The suspect in a fake charity scam that stole millions in donations intended for Navy veterans is also wanted by the FBI for questioning in a spy case, federal officials said.
When U.S. marshals arrested "Bobby Thompson" five months ago, they said they knew he was using a fake name. He's been held in the Cuyahoga County, Ohio, jail since then.
"We always knew there was a reason that 'Thompson' signed his name as 'Mr. X' and did not want to be identified," U.S. Marshal Pete Elliott said Monday. "We now know why."
His real name John Donald Cody, who graduated from Harvard Law School in 1972, served as a captain in the U.S. Army's military intelligence unit, worked as a lawyer in Arizona and speaks "many, many different foreign languages," Elliott said.
Cody, now 65, disappeared in 1984 as IRS agents were investigating him in a case that led to his indictment in 1987 on four counts, including making false statements to an investment brokerage firm, taking stolen funds across state lines and lying on a loan application, according to court documents.
But time and technology caught up with Cody when Elliott opened his web browser and began a series of Google searches.
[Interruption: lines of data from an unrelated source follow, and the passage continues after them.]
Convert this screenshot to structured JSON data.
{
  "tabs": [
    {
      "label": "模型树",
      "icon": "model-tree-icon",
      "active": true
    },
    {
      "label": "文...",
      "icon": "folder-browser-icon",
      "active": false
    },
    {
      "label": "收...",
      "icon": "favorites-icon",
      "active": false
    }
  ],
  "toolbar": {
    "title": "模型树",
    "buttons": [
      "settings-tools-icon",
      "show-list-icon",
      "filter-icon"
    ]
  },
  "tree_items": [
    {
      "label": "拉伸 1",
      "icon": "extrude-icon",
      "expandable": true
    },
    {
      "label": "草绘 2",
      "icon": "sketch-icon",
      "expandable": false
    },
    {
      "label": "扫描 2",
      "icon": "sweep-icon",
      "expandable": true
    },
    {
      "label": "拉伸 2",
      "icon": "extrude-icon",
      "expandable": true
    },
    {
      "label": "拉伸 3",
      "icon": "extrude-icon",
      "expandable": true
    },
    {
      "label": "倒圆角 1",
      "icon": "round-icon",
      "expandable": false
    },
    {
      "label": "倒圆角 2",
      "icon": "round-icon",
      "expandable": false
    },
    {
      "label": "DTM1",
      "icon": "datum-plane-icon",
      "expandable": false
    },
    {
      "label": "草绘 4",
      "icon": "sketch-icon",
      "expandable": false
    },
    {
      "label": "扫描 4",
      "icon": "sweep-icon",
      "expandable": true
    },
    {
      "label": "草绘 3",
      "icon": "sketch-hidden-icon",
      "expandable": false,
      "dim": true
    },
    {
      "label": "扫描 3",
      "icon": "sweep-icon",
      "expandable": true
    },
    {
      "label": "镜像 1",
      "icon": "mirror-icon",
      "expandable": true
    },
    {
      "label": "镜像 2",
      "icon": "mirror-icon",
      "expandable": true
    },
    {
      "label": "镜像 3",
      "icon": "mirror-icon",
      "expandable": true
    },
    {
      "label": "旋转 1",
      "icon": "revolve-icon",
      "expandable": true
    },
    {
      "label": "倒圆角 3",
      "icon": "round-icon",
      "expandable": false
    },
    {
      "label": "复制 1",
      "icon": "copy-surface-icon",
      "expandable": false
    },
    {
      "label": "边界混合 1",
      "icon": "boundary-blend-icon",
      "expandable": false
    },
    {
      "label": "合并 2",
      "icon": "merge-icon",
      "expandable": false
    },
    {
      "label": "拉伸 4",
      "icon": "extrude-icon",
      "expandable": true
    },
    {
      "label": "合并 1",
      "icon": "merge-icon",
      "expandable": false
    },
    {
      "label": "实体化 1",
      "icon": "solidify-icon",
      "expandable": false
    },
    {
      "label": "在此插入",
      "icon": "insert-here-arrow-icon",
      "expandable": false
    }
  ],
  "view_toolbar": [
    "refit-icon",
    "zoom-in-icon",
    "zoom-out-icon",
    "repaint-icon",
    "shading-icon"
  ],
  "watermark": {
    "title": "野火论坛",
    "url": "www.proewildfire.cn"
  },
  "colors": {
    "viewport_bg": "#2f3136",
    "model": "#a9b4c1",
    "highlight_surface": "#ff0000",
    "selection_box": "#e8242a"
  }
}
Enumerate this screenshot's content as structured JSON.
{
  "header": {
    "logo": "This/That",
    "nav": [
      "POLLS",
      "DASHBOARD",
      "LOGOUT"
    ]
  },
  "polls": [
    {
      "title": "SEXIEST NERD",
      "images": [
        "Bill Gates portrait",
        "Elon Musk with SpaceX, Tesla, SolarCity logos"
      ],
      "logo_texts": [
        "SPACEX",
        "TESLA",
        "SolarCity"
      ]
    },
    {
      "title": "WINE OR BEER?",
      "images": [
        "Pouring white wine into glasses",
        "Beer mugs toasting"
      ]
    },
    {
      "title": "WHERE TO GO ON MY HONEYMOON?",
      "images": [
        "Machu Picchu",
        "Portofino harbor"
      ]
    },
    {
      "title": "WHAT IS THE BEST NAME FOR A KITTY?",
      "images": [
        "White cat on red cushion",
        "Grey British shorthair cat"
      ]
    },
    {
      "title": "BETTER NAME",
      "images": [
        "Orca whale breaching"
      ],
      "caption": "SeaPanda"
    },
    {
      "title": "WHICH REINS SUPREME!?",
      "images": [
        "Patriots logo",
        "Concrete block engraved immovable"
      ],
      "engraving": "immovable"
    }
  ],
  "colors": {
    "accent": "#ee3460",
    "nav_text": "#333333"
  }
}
"I happened to be a little bored that Friday afternoon," Elliott said Monday. "Thank goodness for Google."
He searched for cold-case fraud fugitives with ties to military, he said. Google images yielded a 1969 photo of a man with a pompadour hairstyle in a military uniform and several later photos of the same man with a similar haircut, he said.
Both Cody and Thompson favored the pompadour, he said.
"In our profession, one and one always equals two, and I believe man is always a creature of habit, no matter what identity he takes," Elliott said.
He also found an FBI wanted flyer for a cold-case fraud fugitive wanted since 1987. It was from 1987 when the FBI began searching for Cody.
Since Cody fled before he was arrested, the FBI had no fingerprints to compare to Thompson. But the military did, and they matched, Elliott said.
The "Thompson" case drew a lot of attention in May when "Thompson" was arrested in Oregon after a two-year nationwide manhunt during which he was placed on the list of "America's Most Wanted" fugitives. Investigators found almost $1 million in a storage unit the arrest.
Cody allegedly founded a fake charity -- the U.S. Navy Veterans Association -- through which he collected nearly $2 million from donors in 41 states in a telemarketing scam between 2005 and 2010, authorities said.
While the government acknowledged a possible connection between Cody and a FBI espionage investigation, no other details have been disclosed.